*** Begin section ***
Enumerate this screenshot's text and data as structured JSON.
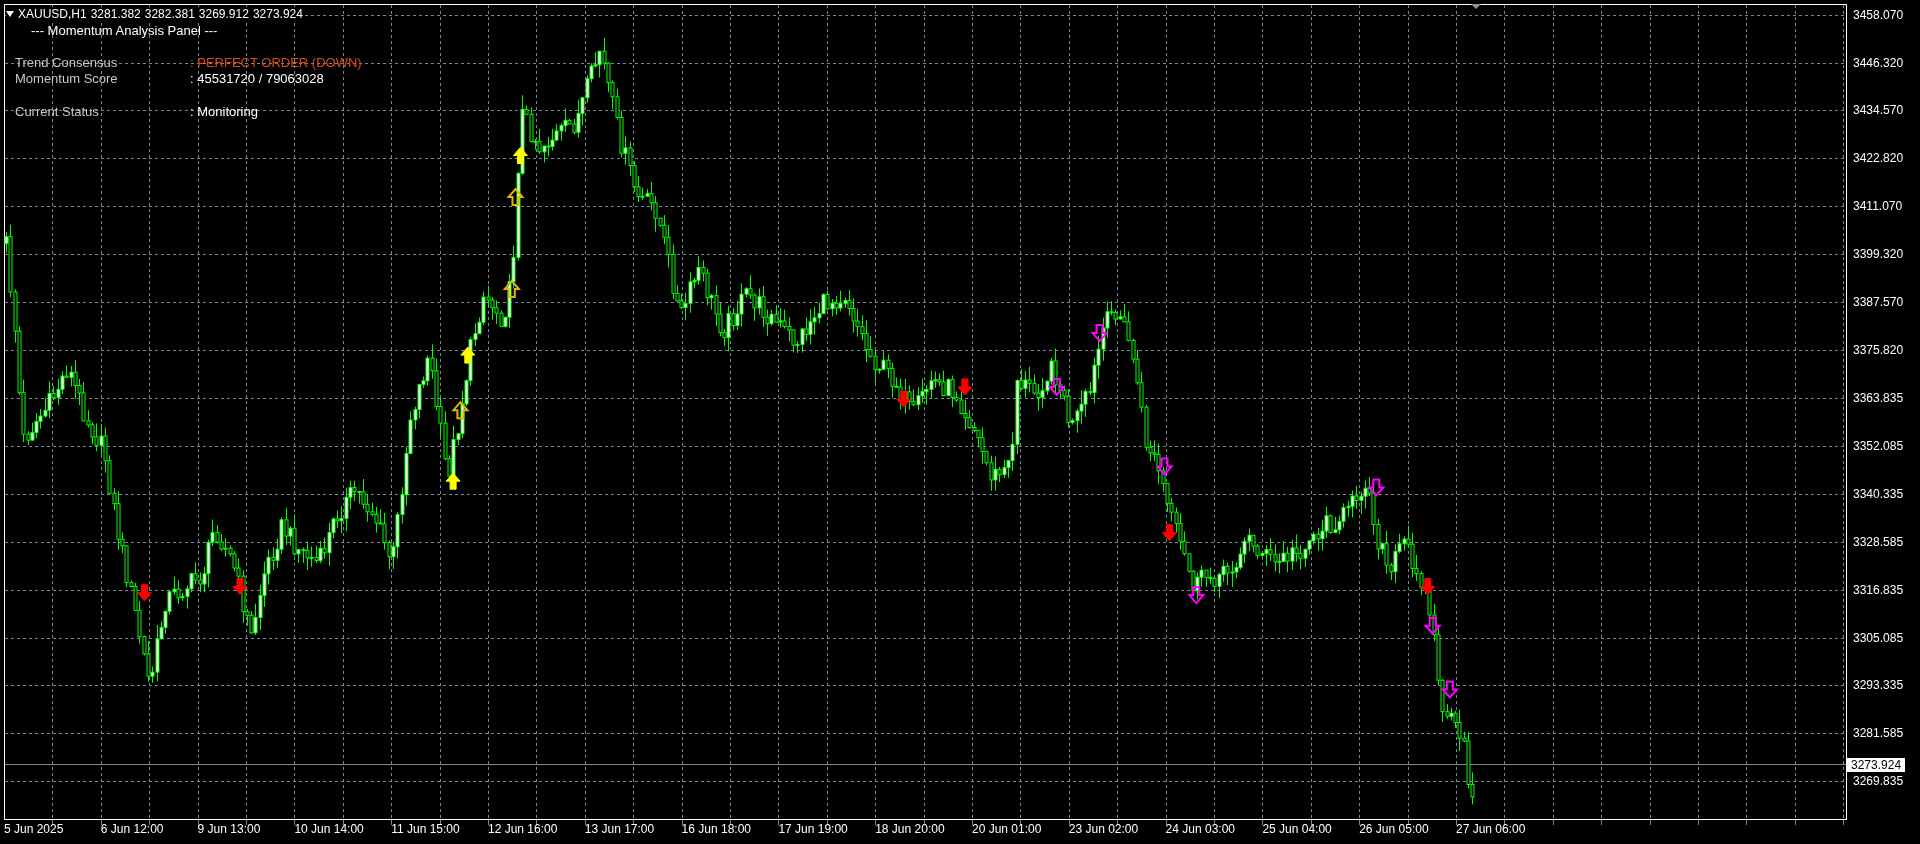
{
  "header": {
    "symbol": "XAUUSD,H1",
    "prices": [
      "3281.382",
      "3282.381",
      "3269.912",
      "3273.924"
    ]
  },
  "panel": {
    "title": "--- Momentum Analysis Panel ---",
    "groups": [
      [
        {
          "label": "Trend Consensus",
          "value": ": PERFECT ORDER (DOWN)",
          "color": "#e0461b"
        },
        {
          "label": "Momentum Score",
          "value": ": 45531720 / 79063028",
          "color": "#ffffff"
        }
      ],
      [
        {
          "label": "Current Status",
          "value": ": Monitoring",
          "color": "#ffffff"
        }
      ]
    ]
  },
  "price_axis": {
    "ticks": [
      "3458.070",
      "3446.320",
      "3434.570",
      "3422.820",
      "3411.070",
      "3399.320",
      "3387.570",
      "3375.820",
      "3363.835",
      "3352.085",
      "3340.335",
      "3328.585",
      "3316.835",
      "3305.085",
      "3293.335",
      "3281.585",
      "3269.835"
    ],
    "current_price": "3273.924"
  },
  "time_axis": {
    "labels": [
      "5 Jun 2025",
      "6 Jun 12:00",
      "9 Jun 13:00",
      "10 Jun 14:00",
      "11 Jun 15:00",
      "12 Jun 16:00",
      "13 Jun 17:00",
      "16 Jun 18:00",
      "17 Jun 19:00",
      "18 Jun 20:00",
      "20 Jun 01:00",
      "23 Jun 02:00",
      "24 Jun 03:00",
      "25 Jun 04:00",
      "26 Jun 05:00",
      "27 Jun 06:00"
    ]
  }
}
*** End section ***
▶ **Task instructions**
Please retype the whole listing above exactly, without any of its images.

▶ **Answer section**
Enumerate this screenshot's text and data as structured JSON.
{
  "header": {
    "symbol": "XAUUSD,H1",
    "prices": [
      "3281.382",
      "3282.381",
      "3269.912",
      "3273.924"
    ]
  },
  "panel": {
    "title": "--- Momentum Analysis Panel ---",
    "groups": [
      [
        {
          "label": "Trend Consensus",
          "value": ": PERFECT ORDER (DOWN)",
          "color": "#e0461b"
        },
        {
          "label": "Momentum Score",
          "value": ": 45531720 / 79063028",
          "color": "#ffffff"
        }
      ],
      [
        {
          "label": "Current Status",
          "value": ": Monitoring",
          "color": "#ffffff"
        }
      ]
    ]
  },
  "price_axis": {
    "ticks": [
      "3458.070",
      "3446.320",
      "3434.570",
      "3422.820",
      "3411.070",
      "3399.320",
      "3387.570",
      "3375.820",
      "3363.835",
      "3352.085",
      "3340.335",
      "3328.585",
      "3316.835",
      "3305.085",
      "3293.335",
      "3281.585",
      "3269.835"
    ],
    "current_price": "3273.924"
  },
  "time_axis": {
    "labels": [
      "5 Jun 2025",
      "6 Jun 12:00",
      "9 Jun 13:00",
      "10 Jun 14:00",
      "11 Jun 15:00",
      "12 Jun 16:00",
      "13 Jun 17:00",
      "16 Jun 18:00",
      "17 Jun 19:00",
      "18 Jun 20:00",
      "20 Jun 01:00",
      "23 Jun 02:00",
      "24 Jun 03:00",
      "25 Jun 04:00",
      "26 Jun 05:00",
      "27 Jun 06:00"
    ]
  }
}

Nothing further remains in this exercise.